* [Exercise]
Select the lines of the records containing the word "label" and list them.

* [Stored items]
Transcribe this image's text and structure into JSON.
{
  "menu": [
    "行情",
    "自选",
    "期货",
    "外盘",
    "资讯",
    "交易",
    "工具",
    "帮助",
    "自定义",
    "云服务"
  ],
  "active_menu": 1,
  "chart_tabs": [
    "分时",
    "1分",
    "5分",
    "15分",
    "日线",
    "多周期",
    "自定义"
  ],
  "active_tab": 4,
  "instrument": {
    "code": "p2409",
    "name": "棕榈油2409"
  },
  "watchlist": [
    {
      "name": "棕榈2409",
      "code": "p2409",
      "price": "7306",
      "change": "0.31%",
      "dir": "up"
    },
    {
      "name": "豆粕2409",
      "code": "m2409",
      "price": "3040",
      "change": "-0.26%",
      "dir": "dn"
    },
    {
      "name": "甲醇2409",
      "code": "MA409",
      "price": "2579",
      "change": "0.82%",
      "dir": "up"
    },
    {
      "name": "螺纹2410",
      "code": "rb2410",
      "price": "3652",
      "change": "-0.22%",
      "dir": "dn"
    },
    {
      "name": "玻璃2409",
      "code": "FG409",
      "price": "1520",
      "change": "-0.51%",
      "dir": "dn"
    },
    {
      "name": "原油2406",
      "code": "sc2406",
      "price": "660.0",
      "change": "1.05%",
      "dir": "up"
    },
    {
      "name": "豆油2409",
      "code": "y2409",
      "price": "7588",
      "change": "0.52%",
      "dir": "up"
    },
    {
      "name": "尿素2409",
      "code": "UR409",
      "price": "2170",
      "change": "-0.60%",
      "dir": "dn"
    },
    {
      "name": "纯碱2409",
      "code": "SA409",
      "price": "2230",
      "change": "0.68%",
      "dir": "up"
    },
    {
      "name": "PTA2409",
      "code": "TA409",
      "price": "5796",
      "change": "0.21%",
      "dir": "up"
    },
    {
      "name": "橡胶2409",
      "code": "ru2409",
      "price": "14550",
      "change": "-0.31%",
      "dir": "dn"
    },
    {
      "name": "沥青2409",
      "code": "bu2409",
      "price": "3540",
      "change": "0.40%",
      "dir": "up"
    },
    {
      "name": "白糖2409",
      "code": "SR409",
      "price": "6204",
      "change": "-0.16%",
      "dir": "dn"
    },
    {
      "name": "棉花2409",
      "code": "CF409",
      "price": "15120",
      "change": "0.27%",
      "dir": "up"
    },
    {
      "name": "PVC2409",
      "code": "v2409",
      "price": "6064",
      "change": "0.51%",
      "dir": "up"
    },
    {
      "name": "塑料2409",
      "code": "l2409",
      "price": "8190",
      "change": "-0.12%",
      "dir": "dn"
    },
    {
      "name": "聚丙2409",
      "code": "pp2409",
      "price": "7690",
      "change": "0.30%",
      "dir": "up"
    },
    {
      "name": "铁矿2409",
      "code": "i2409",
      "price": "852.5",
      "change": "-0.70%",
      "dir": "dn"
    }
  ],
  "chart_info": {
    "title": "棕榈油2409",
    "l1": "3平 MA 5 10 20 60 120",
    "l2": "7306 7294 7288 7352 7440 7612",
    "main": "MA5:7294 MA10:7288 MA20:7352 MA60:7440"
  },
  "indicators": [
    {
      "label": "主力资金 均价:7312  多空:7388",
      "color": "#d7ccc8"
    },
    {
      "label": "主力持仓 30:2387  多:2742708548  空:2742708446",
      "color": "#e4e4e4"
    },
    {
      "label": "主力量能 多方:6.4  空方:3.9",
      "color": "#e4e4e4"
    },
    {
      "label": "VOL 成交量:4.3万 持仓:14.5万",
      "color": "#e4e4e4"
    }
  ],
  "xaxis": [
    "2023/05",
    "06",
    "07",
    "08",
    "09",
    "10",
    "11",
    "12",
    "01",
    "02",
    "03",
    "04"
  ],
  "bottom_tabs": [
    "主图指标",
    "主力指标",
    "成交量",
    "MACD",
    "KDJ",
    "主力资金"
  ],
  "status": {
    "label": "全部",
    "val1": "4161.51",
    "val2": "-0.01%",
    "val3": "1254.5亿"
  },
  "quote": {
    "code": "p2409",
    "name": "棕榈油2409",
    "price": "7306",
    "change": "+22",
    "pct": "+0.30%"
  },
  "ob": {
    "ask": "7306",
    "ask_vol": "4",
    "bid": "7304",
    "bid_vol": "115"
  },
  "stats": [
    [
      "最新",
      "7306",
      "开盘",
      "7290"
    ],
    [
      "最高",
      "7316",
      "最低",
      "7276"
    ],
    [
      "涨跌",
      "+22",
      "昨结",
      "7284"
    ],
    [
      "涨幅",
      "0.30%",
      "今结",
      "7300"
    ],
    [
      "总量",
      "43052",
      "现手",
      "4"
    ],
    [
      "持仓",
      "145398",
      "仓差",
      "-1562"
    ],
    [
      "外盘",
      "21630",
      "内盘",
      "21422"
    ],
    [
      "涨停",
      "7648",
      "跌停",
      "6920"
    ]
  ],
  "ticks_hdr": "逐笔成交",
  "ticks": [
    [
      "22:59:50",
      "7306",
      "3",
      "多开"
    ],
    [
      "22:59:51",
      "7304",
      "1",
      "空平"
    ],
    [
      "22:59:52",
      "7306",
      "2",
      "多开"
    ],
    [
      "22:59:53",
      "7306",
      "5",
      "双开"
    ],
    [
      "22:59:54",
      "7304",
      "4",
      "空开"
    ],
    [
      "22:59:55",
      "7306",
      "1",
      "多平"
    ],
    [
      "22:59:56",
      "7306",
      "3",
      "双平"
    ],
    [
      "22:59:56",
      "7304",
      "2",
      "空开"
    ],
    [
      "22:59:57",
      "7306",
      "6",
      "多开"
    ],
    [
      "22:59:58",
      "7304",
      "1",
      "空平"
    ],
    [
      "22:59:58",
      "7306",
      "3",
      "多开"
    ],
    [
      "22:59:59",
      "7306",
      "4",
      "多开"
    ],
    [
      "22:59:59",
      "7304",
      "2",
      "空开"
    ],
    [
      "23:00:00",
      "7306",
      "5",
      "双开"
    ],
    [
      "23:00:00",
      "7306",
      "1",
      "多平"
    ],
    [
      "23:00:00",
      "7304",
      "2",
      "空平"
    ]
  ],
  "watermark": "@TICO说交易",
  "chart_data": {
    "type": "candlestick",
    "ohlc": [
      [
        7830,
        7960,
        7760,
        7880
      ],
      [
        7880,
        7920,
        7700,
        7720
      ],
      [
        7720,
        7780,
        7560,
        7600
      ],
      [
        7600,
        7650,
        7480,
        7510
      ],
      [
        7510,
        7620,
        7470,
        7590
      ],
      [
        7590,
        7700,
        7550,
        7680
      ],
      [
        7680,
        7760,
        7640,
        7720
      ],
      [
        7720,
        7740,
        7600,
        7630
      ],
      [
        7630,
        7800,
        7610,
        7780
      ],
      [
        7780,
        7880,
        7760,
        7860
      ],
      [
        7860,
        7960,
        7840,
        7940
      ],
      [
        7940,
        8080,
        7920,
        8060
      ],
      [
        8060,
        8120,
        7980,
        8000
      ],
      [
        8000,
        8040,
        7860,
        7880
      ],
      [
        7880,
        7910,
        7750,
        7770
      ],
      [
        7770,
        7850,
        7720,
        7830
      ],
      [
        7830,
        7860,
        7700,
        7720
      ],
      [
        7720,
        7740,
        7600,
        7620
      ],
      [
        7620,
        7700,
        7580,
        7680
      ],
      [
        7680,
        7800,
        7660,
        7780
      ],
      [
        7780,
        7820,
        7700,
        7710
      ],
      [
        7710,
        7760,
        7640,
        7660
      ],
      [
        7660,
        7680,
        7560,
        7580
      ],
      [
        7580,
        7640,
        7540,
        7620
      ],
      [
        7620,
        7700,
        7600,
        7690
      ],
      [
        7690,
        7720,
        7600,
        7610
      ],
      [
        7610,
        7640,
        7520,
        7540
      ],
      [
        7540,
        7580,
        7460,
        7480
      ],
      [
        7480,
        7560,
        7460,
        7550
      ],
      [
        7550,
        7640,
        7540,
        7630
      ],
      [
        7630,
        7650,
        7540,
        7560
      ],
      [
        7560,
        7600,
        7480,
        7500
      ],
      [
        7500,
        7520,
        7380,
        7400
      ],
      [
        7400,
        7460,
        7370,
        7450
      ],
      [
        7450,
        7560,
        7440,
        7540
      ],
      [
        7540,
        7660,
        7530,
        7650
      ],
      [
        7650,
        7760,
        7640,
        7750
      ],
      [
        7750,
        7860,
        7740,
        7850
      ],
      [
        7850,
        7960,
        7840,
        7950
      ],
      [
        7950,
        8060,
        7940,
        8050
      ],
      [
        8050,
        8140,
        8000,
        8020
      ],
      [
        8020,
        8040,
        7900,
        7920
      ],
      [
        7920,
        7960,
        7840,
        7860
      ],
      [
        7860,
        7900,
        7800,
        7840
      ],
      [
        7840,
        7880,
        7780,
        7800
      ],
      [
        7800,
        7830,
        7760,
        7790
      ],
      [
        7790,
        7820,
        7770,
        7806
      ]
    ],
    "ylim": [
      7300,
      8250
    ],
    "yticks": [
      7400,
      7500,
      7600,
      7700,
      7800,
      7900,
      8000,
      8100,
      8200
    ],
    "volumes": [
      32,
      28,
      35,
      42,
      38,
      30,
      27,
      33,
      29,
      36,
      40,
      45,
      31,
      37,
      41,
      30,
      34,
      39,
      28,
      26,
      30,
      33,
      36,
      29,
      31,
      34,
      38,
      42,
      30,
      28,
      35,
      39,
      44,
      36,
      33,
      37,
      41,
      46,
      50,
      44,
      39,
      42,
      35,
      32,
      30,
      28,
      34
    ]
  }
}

* [Written answer]
      "label": "主力资金 均价:7312  多空:7388",
      "label": "主力持仓 30:2387  多:2742708548  空:2742708446",
      "label": "主力量能 多方:6.4  空方:3.9",
      "label": "VOL 成交量:4.3万 持仓:14.5万",
    "label": "全部",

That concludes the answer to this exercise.